Biological Cleaning, Conservation, Earth Banks, Land, Soil Conservation, Swales, Water Harvesting — by Campbell Wilson November 30, 2009
A swale on Zaytuna Farm – © Craig Mackintosh
(Remaining images below © Cam Wilson.)
Geoff Lawton and Darren Doherty are the two highest profile people in Australian Permaculture when it comes to broadacre water harvesting earthworks. They’ve both had success in some very tough environments, and yet it’s interesting that their styles are quite different, particularly when it comes to infiltration strategies.
This article is a short comparison of their approaches, along with an idea I had recently for amalgamating the benefits of each.Comments (19)
Comedy Break, Community Projects, Demonstration Sites, Education Centres, Swales, Urban Projects, Water Harvesting — by Craig Mackintosh PRI Editor November 13, 2009
Regular readers will have noted a couple of posts – here and here – covering the new and developing Mullumbimby Community Gardens project underway not so far from Zaytuna Farm (about half an hour east, if travelling by car, or a day’s ride on horseback).
Readers of those posts will have seen the panoramas I took to try to keep track of progress. Well, despite clambering up onto their shipping-container-come-tool-shed to take those shots, I always thought that I wasn’t quite high enough to really do the place justice.
So, this time I thought I’d go along with a pogo stick in hand! I had to use a super-fast shutter speed, as travelling at these heights does make for shaky hand-holding of the camera. After several attempts, and not a few bumps and bruises, I managed to get a couple of publishable shots.
Taken after the fifth bounce, when I had a bit of a rhythm going
Conservation, Demonstration Sites, Food Forests, Food Plants - Annual, Food Plants - Perennial, Plant Systems, Rehabilitation, Soil Biology, Soil Conservation, Structure, Trees, Urban Projects, Water Harvesting — by Craig Mackintosh PRI Editor November 10, 2009
An urban hideaway managed by Cam, Jesse and Yarrow Wilson
(Yarrow was taking a break for this shot)
All photographs © Craig Mackintosh

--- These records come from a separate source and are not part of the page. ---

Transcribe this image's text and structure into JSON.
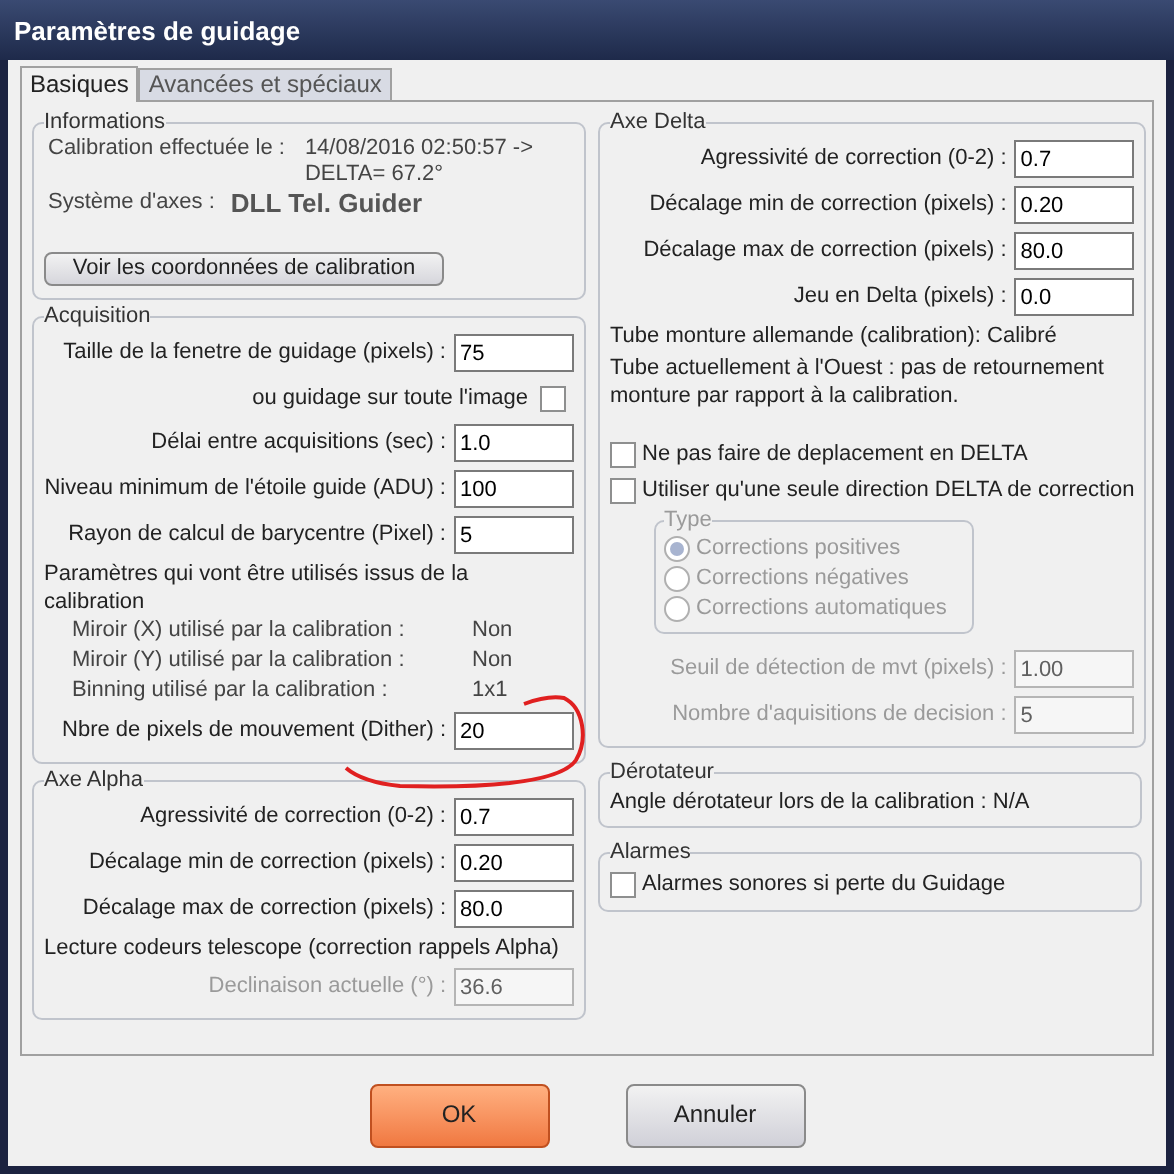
{
  "window": {
    "title": "Paramètres de guidage"
  },
  "tabs": [
    {
      "label": "Basiques",
      "selected": true
    },
    {
      "label": "Avancées et spéciaux",
      "selected": false
    }
  ],
  "informations": {
    "title": "Informations",
    "calibration_label": "Calibration effectuée le :",
    "calibration_value": [
      "14/08/2016 02:50:57 ->",
      "DELTA= 67.2°"
    ],
    "axes_label": "Système d'axes :",
    "axes_value": "DLL Tel. Guider",
    "button": "Voir les coordonnées de calibration"
  },
  "acquisition": {
    "title": "Acquisition",
    "items": [
      {
        "kind": "field",
        "label": "Taille de la fenetre de guidage (pixels) :",
        "value": "75",
        "disabled": false
      },
      {
        "kind": "check-trailing",
        "label": "ou guidage sur toute l'image",
        "checked": false
      },
      {
        "kind": "field",
        "label": "Délai entre acquisitions (sec) :",
        "value": "1.0",
        "disabled": false
      },
      {
        "kind": "field",
        "label": "Niveau minimum de l'étoile guide (ADU) :",
        "value": "100",
        "disabled": false
      },
      {
        "kind": "field",
        "label": "Rayon de calcul de barycentre (Pixel) :",
        "value": "5",
        "disabled": false
      },
      {
        "kind": "note",
        "text": "Paramètres qui vont être utilisés issus de la calibration"
      },
      {
        "kind": "pair",
        "label": "Miroir (X) utilisé par la calibration :",
        "value": "Non"
      },
      {
        "kind": "pair",
        "label": "Miroir (Y) utilisé par la calibration :",
        "value": "Non"
      },
      {
        "kind": "pair",
        "label": "Binning utilisé par la calibration :",
        "value": "1x1"
      },
      {
        "kind": "field",
        "label": "Nbre de pixels de mouvement (Dither) :",
        "value": "20",
        "disabled": false
      }
    ]
  },
  "axe_alpha": {
    "title": "Axe Alpha",
    "items": [
      {
        "kind": "field",
        "label": "Agressivité de correction (0-2) :",
        "value": "0.7",
        "disabled": false
      },
      {
        "kind": "field",
        "label": "Décalage min de correction (pixels) :",
        "value": "0.20",
        "disabled": false
      },
      {
        "kind": "field",
        "label": "Décalage max de correction (pixels) :",
        "value": "80.0",
        "disabled": false
      },
      {
        "kind": "note",
        "text": "Lecture codeurs telescope  (correction rappels Alpha)"
      },
      {
        "kind": "field",
        "label": "Declinaison actuelle (°) :",
        "value": "36.6",
        "disabled": true
      }
    ]
  },
  "axe_delta": {
    "title": "Axe Delta",
    "items": [
      {
        "kind": "field",
        "label": "Agressivité de correction  (0-2) :",
        "value": "0.7",
        "disabled": false
      },
      {
        "kind": "field",
        "label": "Décalage min de correction (pixels) :",
        "value": "0.20",
        "disabled": false
      },
      {
        "kind": "field",
        "label": "Décalage max de correction (pixels) :",
        "value": "80.0",
        "disabled": false
      },
      {
        "kind": "field",
        "label": "Jeu en Delta (pixels) :",
        "value": "0.0",
        "disabled": false
      },
      {
        "kind": "note",
        "text": "Tube monture allemande (calibration): Calibré"
      },
      {
        "kind": "note",
        "text": "Tube actuellement à l'Ouest :  pas de retournement monture par rapport à la calibration."
      },
      {
        "kind": "spacer"
      },
      {
        "kind": "check",
        "label": "Ne pas faire de deplacement en DELTA",
        "checked": false
      },
      {
        "kind": "check",
        "label": "Utiliser qu'une seule direction DELTA de correction",
        "checked": false
      },
      {
        "kind": "radios",
        "title": "Type",
        "disabled": true,
        "options": [
          {
            "label": "Corrections positives",
            "selected": true
          },
          {
            "label": "Corrections négatives",
            "selected": false
          },
          {
            "label": "Corrections automatiques",
            "selected": false
          }
        ]
      },
      {
        "kind": "field",
        "label": "Seuil de détection de mvt (pixels) :",
        "value": "1.00",
        "disabled": true
      },
      {
        "kind": "field",
        "label": "Nombre d'aquisitions de decision :",
        "value": "5",
        "disabled": true
      }
    ]
  },
  "derotateur": {
    "title": "Dérotateur",
    "items": [
      {
        "kind": "note",
        "text": "Angle dérotateur lors de la calibration : N/A"
      }
    ]
  },
  "alarmes": {
    "title": "Alarmes",
    "items": [
      {
        "kind": "check",
        "label": "Alarmes sonores si perte du Guidage",
        "checked": false
      }
    ]
  },
  "buttons": [
    {
      "label": "OK",
      "default": true
    },
    {
      "label": "Annuler",
      "default": false
    }
  ]
}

On my recent trip to the Bill Mollison/Geoff Lawton course in Melbourne, that I forced myself to miss so I could go on site visits in the area, Cam Wilson kindly offered to be my guide – giving me very knowledgeable insights into the places we visited. As well as the Dalpura Farm site we just posted about and giving me the heads up on Angelo the Wizard, covered in this post, Cam took me to see the very cool stuff he’s doing on an urban block currently under his expert control in the ‘burbs of Melbourne.Comments (8)